Yaroshevich Andrey Olegovich,

BSU, Belarus

The conception of personality-centered education is an approach which allows to promote cognitive abilities of students.

Forming an individual educational path helps activate the learner’s inner motivation [1] which makes the teaching material personally relevant. This advances a deeper material comprehension and consequently a more long-sustained memory retention.
But personality-centered education requires the teacher to know the student’s personality.

If a group is not large – 4-7 persons – this knowing happens naturally: the teacher knows everybody by name in 2 or 3 classes.

If the group is more numerous, then the teacher will at best know the students by name by the beginning of the term exams, when it is already late to build up an individual educational path.

This issue may be partially solved with the aid of a questionnaire which is implemented by the author of the article within the ATutor system developed by us [2].
But even in this case memorizing of the name – recognition of the student (generation of a neural connection between the student’s name, their person, and a record in a database) happens only within a month.

This process can be speeded up by the user interface conception under the working name given by the author Prosopon Interface which was prompted by the Ancient philosophy.
So, for example, Boethius writes: “The people who each are recognized due to specific lineaments (form) began to be called “person” (faces) by the Romans, and “prosopon” (πρόσωπον) by the Greeks”.
As defined by Boethius, this refers to an outer recognition; “prosopon” is what is recognizable: those specific and qualitatively identified lineaments by which a person can be recognized in a crowd.
Prosopon originally meant "face" or "mask" and derives from the Greek theatre where actors on a stage wore masks to reveal their character and emotional state to the audience.
The opposite to “prosopon” is “hypostasis” (greek: ὑπόστασις) which is the underlying state or underlying substance and is the fundamental reality that supports all else.

This conception is based on the spatial memory, i.e. the person’s capability to memorize the exact spatial arrangement and other orienting points [4,5].

Its essence is the following: the teacher sees a database not as a table but as a photo of the group taken in one of the first classes.

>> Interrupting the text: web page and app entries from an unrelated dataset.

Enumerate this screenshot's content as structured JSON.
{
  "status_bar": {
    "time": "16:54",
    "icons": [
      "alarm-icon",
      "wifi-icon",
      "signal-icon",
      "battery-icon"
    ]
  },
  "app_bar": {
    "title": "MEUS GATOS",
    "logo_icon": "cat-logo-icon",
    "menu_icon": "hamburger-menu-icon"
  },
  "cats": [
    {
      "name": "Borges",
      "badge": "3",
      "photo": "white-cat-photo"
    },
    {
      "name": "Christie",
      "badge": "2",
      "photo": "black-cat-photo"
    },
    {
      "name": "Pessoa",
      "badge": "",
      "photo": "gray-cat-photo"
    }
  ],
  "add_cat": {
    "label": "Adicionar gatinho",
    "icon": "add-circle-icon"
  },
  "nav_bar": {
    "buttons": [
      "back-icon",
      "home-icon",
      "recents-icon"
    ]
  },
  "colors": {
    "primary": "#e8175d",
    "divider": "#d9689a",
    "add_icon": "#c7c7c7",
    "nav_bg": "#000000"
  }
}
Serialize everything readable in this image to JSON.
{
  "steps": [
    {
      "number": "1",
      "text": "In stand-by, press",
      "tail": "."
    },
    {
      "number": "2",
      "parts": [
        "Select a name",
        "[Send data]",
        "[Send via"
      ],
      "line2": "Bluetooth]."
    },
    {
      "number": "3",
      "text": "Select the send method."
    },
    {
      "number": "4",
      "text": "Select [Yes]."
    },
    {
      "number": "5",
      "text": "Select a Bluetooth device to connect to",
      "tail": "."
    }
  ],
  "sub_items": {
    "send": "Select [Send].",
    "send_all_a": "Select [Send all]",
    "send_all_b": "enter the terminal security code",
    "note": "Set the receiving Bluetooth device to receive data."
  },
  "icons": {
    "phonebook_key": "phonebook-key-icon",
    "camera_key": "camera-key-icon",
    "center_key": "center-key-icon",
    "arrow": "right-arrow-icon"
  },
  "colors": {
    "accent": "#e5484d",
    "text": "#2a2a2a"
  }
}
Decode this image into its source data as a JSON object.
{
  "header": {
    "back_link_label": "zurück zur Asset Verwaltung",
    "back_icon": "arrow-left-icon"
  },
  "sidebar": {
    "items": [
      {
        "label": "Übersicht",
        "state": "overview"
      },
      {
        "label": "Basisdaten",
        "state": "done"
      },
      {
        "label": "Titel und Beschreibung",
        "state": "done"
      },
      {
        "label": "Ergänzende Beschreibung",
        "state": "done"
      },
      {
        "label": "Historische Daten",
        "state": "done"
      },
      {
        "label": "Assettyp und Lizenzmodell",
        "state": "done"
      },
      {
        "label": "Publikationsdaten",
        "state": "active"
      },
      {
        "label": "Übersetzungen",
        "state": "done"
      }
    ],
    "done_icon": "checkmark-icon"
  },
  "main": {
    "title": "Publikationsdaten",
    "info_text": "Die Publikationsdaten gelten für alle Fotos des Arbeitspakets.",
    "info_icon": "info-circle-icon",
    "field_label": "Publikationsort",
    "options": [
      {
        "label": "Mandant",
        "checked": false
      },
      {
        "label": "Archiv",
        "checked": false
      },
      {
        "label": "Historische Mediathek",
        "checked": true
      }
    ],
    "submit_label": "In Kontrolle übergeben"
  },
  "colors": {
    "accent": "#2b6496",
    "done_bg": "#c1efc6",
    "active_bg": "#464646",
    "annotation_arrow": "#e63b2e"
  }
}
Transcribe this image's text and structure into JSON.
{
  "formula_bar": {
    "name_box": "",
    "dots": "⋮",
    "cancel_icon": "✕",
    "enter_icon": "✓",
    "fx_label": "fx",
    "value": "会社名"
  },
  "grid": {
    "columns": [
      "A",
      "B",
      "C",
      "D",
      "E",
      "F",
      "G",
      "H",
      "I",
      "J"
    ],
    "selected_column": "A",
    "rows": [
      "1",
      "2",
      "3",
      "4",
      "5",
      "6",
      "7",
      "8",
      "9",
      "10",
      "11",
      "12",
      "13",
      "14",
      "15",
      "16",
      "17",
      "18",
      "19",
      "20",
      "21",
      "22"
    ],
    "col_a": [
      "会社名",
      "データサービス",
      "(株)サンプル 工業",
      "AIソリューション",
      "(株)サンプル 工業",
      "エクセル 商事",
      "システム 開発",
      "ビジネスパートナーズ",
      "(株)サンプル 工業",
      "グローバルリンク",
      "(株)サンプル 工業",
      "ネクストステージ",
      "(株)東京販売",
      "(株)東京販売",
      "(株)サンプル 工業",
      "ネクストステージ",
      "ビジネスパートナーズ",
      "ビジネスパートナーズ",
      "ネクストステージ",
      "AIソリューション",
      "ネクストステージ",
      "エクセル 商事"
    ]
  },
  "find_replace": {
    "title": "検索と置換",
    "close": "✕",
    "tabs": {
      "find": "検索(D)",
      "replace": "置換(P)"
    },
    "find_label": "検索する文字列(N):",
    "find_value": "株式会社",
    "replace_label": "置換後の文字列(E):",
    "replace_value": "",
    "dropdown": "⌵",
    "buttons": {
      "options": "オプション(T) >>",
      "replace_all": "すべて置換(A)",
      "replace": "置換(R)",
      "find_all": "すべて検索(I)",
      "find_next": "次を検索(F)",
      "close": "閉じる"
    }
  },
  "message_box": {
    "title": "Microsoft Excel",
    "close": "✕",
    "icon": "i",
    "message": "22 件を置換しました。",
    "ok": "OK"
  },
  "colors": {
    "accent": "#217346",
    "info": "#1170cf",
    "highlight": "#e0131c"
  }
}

Students are in the habit of taking the same seats each time. During a semester the teacher would see the same picture at lectures which would also come into their view upon downloading the database in the form of a photo.

The photo is divided into fragments corresponding to the image of each student. After aiming a cursor at the photo a subscript will appear under it – the student’s full name (and probably some other characteristics, e.g. the operating system on their computer).

After clicking on the picture the student’s personal page will open which contains their questionnaire data obtained with the aid of the ATutor system [2].

By means of such an interface the teacher recognizes each student in the third-fourth class, and not only at the outer level (πρόσωπον) but also a little at the inner level (ὑπόστασις), which gives a possibility to plan the education process based on the individual characteristics of everybody’s personality thereby making this process as comfortable as possible for each student.

A demo version of this system implementation can be found at the following web-sites:

1. Khutorskoy A. V. Methodology of personality-oriented education. How to teach everyone differently?:Teacher's Manual. M.: Vlados-Press, 2005.

2. Yaroshevich A. O. Software complex of personality-centered education support ATutor. ENGINEERING- PEDAGOGICAL EDUCATION: PROBLEMS AND PATHS OF DEVELOPMENT//International research and practice conference. Minsk, May 16–17, 2013. p.69.

3. Boethius. “The Consolation of Philosophy” and other essays. M., 1990, p. 172.


5. Johnson, E.; Adamo-Villani, N. (2010). "A Study of the Effects of Immersion on Short-term Spatial Memory". Engineering and Technology. 71: 582–587.